The Walk (PG-13, ***): The only really compelling reason to see this dramatization of French performance artist Philippe Petit’s famous stunt is for the walk itself, a beautifully realized recreation that puts the audience just over Petit’s shoulder as he walks across a cable strung between the twin towers of the World Trade Center. The rest of the movie is fairly inessential, as star Joseph Gordon-Levitt narrates his way through a conventional biopic. All these details are far more impressive coming from Petit himself in the Oscar-winning documentary Man on Wire— plus, the documentary has the added bonus of not subjecting us to Gordon-Levitt’s Pepé Le Pew-esque French accent. Gordon-Levitt recreates Petit’s ebullience and mischievousness, though, enough to maintain interest through the otherwise mildly tedious first half of the movie. When Petit and his coconspirators (including Charlotte Le Bon, James Badge Dale, and Ben Schwartz) arrive in New York to start plotting the caper, momentum begins to build toward the money shot. The finale is truly awe-inspiring, especially when enhanced by 3D effects that lend real depth to the 110-story plunge beneath Gordon-Levitt’s feet.

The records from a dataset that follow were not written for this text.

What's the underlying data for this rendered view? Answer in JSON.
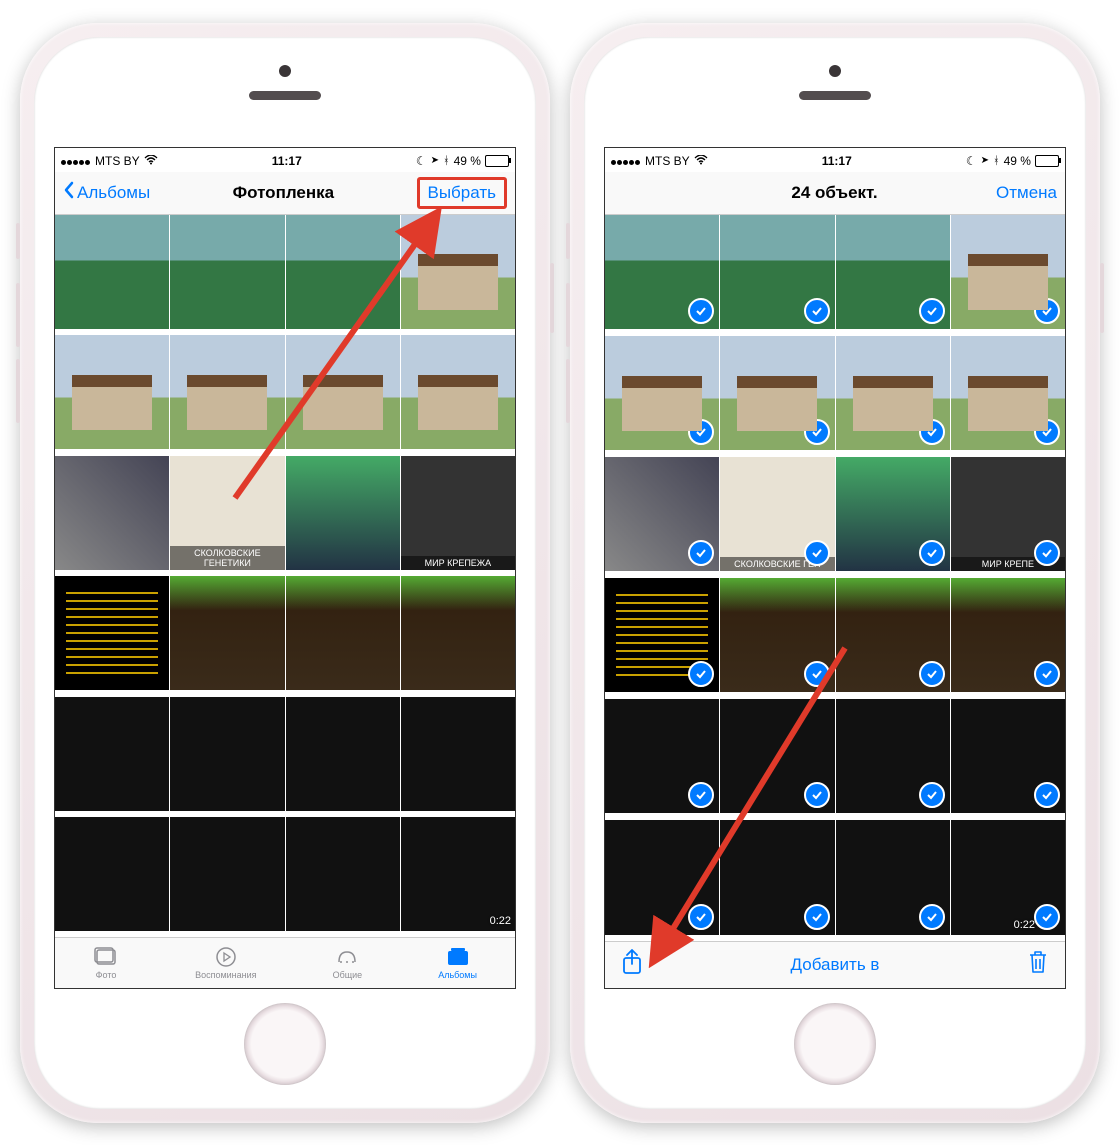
{
  "status": {
    "carrier": "MTS BY",
    "time": "11:17",
    "battery_pct": "49 %"
  },
  "phone1": {
    "nav": {
      "back": "Альбомы",
      "title": "Фотопленка",
      "select": "Выбрать"
    },
    "video_duration": "0:22",
    "thumb_label_mir": "МИР КРЕПЕЖА",
    "thumb_label_skol": "СКОЛКОВСКИЕ ГЕНЕТИКИ",
    "tabs": {
      "photo": "Фото",
      "memories": "Воспоминания",
      "shared": "Общие",
      "albums": "Альбомы"
    }
  },
  "phone2": {
    "nav": {
      "title": "24 объект.",
      "cancel": "Отмена"
    },
    "video_duration": "0:22",
    "thumb_label_mir": "МИР КРЕПЕ",
    "thumb_label_skol": "СКОЛКОВСКИЕ ГЕН",
    "toolbar": {
      "add_to": "Добавить в"
    }
  }
}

Also in or Coming to Local Theaters
> Bridge of Spies (PG-13): Steven Spielberg and Tom Hanks reunite in this Cold War-era tale about an American lawyer working in secret to free a pilot trapped in the Soviet Union. Featuring Amy Ryan and Alan Alda, with a script polished up by the Coen brothers.
> Crimson Peak (R): Guillermo del Toro embraces gothic horror in this ghost story about a house haunted with the terrible power of family secrets and tragedy. Featuring Jessica Chastain, Tom Hiddleston, Mia Wasikowska, and Charlie Hunnam.
> Goosebumps (PG): Jack Black plays a goofily fictionalized version of popular children’s writer R.L. Stine, whose soft-edged horror stories come to life in this gentle Halloween-themed comedy.
Hotel Transylvania II (PG): In this sequel to the family friendly animated comedy, Dracula (Adam Sandler) must help his human grandson embrace his inner monstrosity so he can keep working at the hotel staffed by famous beasts. Also featuring the voices of Andy Samberg, Kevin James, and Selena Gomez.
Pan (PG): Joe Wright (Atonement) directs this computer-effects heavy, Lord of the Rings-ified prequel about the origin of the boy who refused to grow up. Starring Levi Miller, Garrett Hedlund, Rooney Mara, and Hugh Jackman.
< War Room (PG): Christian-themed drama about an old person who fixes a broken modern family with her Jesus-based advice. Written and directed by Kirk Cameron cohort Alex Kendrick (Fireproof, Courageous).
> Woodlawn (PG): Christian faith helps African American football players overcome racism at a newly desegregated Alabama high school.